Deer infected with COVID-19


Amy Lee

Scientists have found six COVID-19 mutations in deer that are uncommon to people.

Kara Hazelton, Editor

In 2021, the arrival of the omicron variant of COVID-19 proved that the pandemic was far from over. In 2022, new surprises relating to the virus continue to emerge.

Recently, scientists have discovered that white-tailed deer have been infected with COVID-19.

A report published by the Proceedings of the National Academy of Sciences of the United States of America (PNAS) stated that federal scientists tested blood samples of wild deer in Illinois, Michigan, New York and Pennsylvania for the virus. Of the 624 samples, about 40 percent collected contained antibodies, proving past infection in the animals. 

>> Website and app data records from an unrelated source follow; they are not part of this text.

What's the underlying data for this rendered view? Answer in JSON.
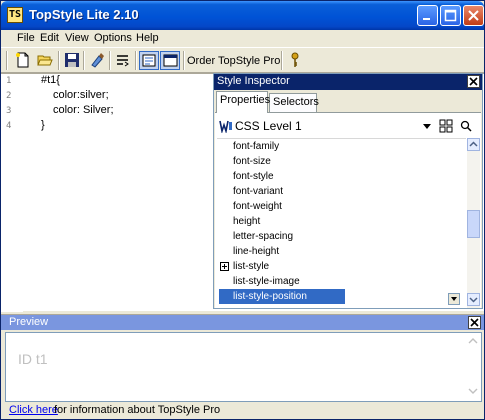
{
  "window": {
    "title": "TopStyle Lite 2.10",
    "icon": "topstyle-app-icon"
  },
  "menu": [
    "File",
    "Edit",
    "View",
    "Options",
    "Help"
  ],
  "toolbar": {
    "order_label": "Order TopStyle Pro"
  },
  "editor": {
    "lines": [
      {
        "num": "1",
        "text": "#t1{"
      },
      {
        "num": "2",
        "text": "color:silver;"
      },
      {
        "num": "3",
        "text": "color: Silver;"
      },
      {
        "num": "4",
        "text": "}"
      }
    ]
  },
  "inspector": {
    "title": "Style Inspector",
    "tabs": [
      "Properties",
      "Selectors"
    ],
    "level": "CSS Level 1",
    "properties": [
      "font-family",
      "font-size",
      "font-style",
      "font-variant",
      "font-weight",
      "height",
      "letter-spacing",
      "line-height",
      "list-style",
      "list-style-image",
      "list-style-position"
    ],
    "selected_property": "list-style-position",
    "expandable_property": "list-style"
  },
  "preview": {
    "title": "Preview",
    "sample_text": "ID t1"
  },
  "status": {
    "link_text": "Click here",
    "rest_text": " for information about TopStyle Pro"
  }
}
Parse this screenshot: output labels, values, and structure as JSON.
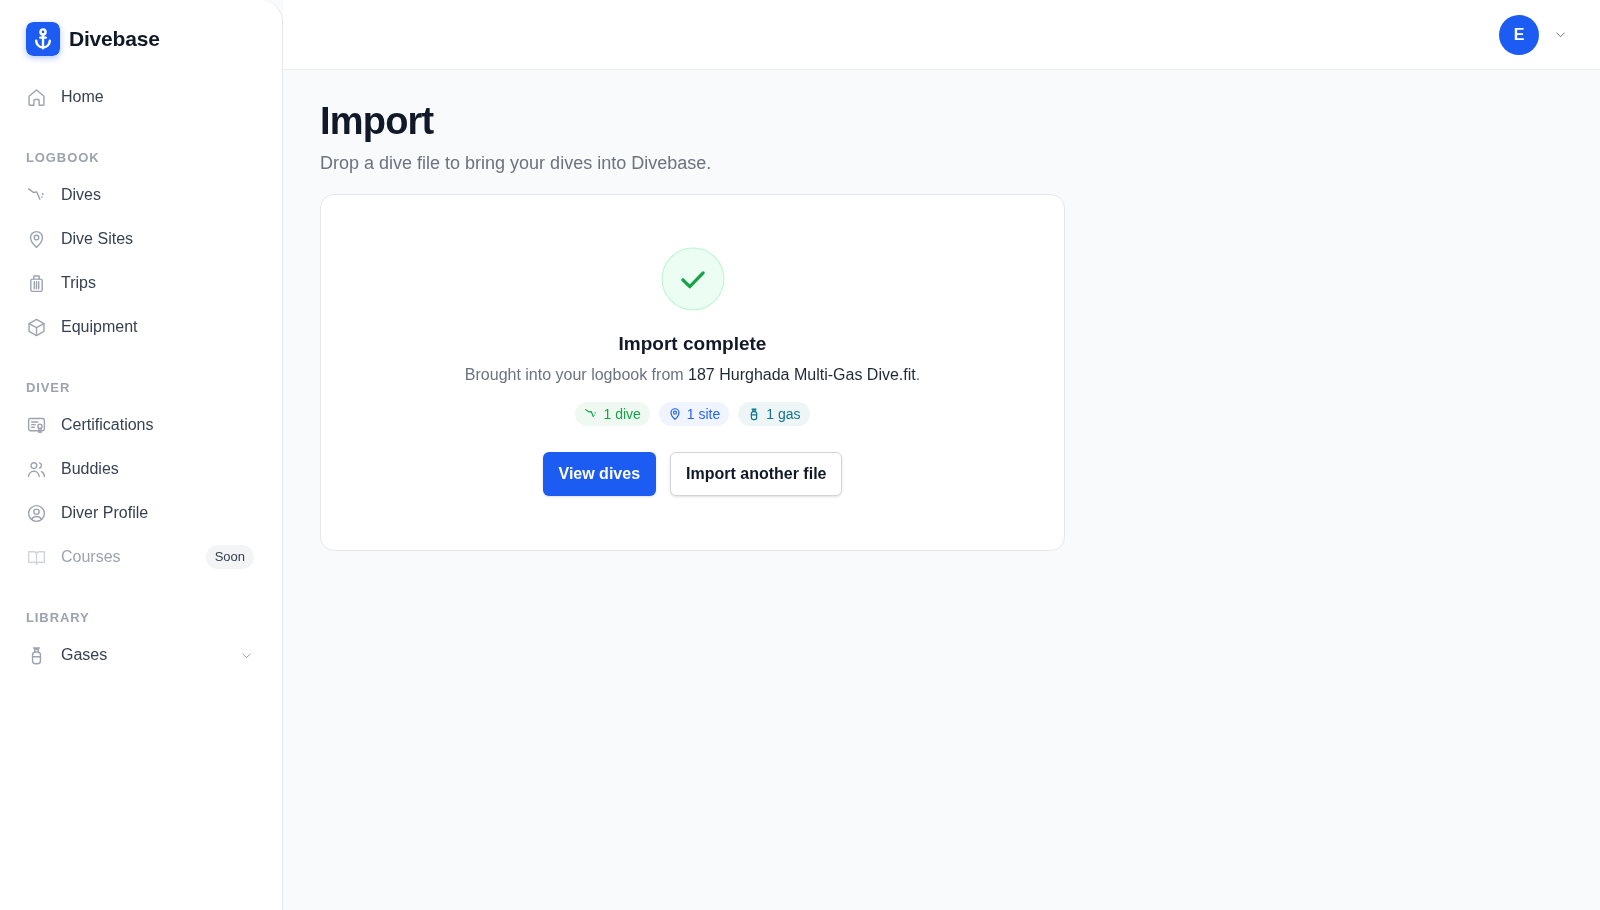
{
  "app": {
    "name": "Divebase"
  },
  "sidebar": {
    "sections": [
      {
        "items": [
          {
            "label": "Home",
            "selected": false,
            "disabled": false
          }
        ]
      },
      {
        "heading": "LOGBOOK",
        "items": [
          {
            "label": "Dives",
            "selected": false,
            "disabled": false
          },
          {
            "label": "Dive Sites",
            "selected": false,
            "disabled": false
          },
          {
            "label": "Trips",
            "selected": false,
            "disabled": false
          },
          {
            "label": "Equipment",
            "selected": false,
            "disabled": false
          }
        ]
      },
      {
        "heading": "DIVER",
        "items": [
          {
            "label": "Certifications",
            "selected": false,
            "disabled": false
          },
          {
            "label": "Buddies",
            "selected": false,
            "disabled": false
          },
          {
            "label": "Diver Profile",
            "selected": false,
            "disabled": false
          },
          {
            "label": "Courses",
            "selected": false,
            "disabled": true,
            "badge": "Soon"
          }
        ]
      },
      {
        "heading": "LIBRARY",
        "items": [
          {
            "label": "Gases",
            "selected": false,
            "disabled": false,
            "expanded": false
          }
        ]
      }
    ]
  },
  "topbar": {
    "avatar": "E"
  },
  "page": {
    "title": "Import",
    "subtitle": "Drop a dive file to bring your dives into Divebase."
  },
  "card": {
    "title": "Import complete",
    "message": "Brought into your logbook from **187 Hurghada Multi-Gas Dive.fit**.",
    "chips": [
      {
        "label": "1 dive",
        "color": "#16a34a"
      },
      {
        "label": "1 site",
        "color": "#2563eb"
      },
      {
        "label": "1 gas",
        "color": "#0e7490"
      }
    ],
    "buttons": [
      {
        "label": "View dives",
        "kind": "primary"
      },
      {
        "label": "Import another file",
        "kind": "secondary"
      }
    ]
  }
}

This data matches a peer-reviewed Ohio State University study finding that 35.8 percent of 360 free-ranging deer in Ohio tested positive through nasal swabs.

“The sheer possibility that these things are happening and it’s unknown makes this very unsettling,” said Suresh Kuchipudi, a virologist at Pennsylvania State University.

While animals have been infected with COVID-19 before, such as lions and tigers in the first zoo outbreak at the Bronx Zoo in April 2020, the large size of the deer population makes the infection of this species even more concerning. 

There are 30 million deer in the U.S., most of which travel in herds and communicate by touching noses, causing transmission rates to be incredibly high.

Especially frightening is the fact that the infection of deer also poses a new threat to humans.

“If they’re maintaining the virus, that’s a whole other host we need to be looking at for future variants. It complicates things considerably,” said Andrew Bowman, an associate professor of veterinary preventative medicine at Ohio State University.

It is possible that the virus could mutate in deer and be transferred back to people. It is also possible that variants extinct in the human population could be maintained in deer and reemerge. 

Thomas DeLiberto, the assistant director of the National Wildlife Research Center, assures people that animal-to-human transmission is not the virus’ biggest threat at the current moment.

“The greatest risk to people still remains transmission of the virus from person to person. Could that change later on? Absolutely, and that’s why we’re doing these things to get a handle on what’s happening to deer,” DeLiberto said.

These new findings prove that there is a lot of information about COVID-19 that we are unaware of.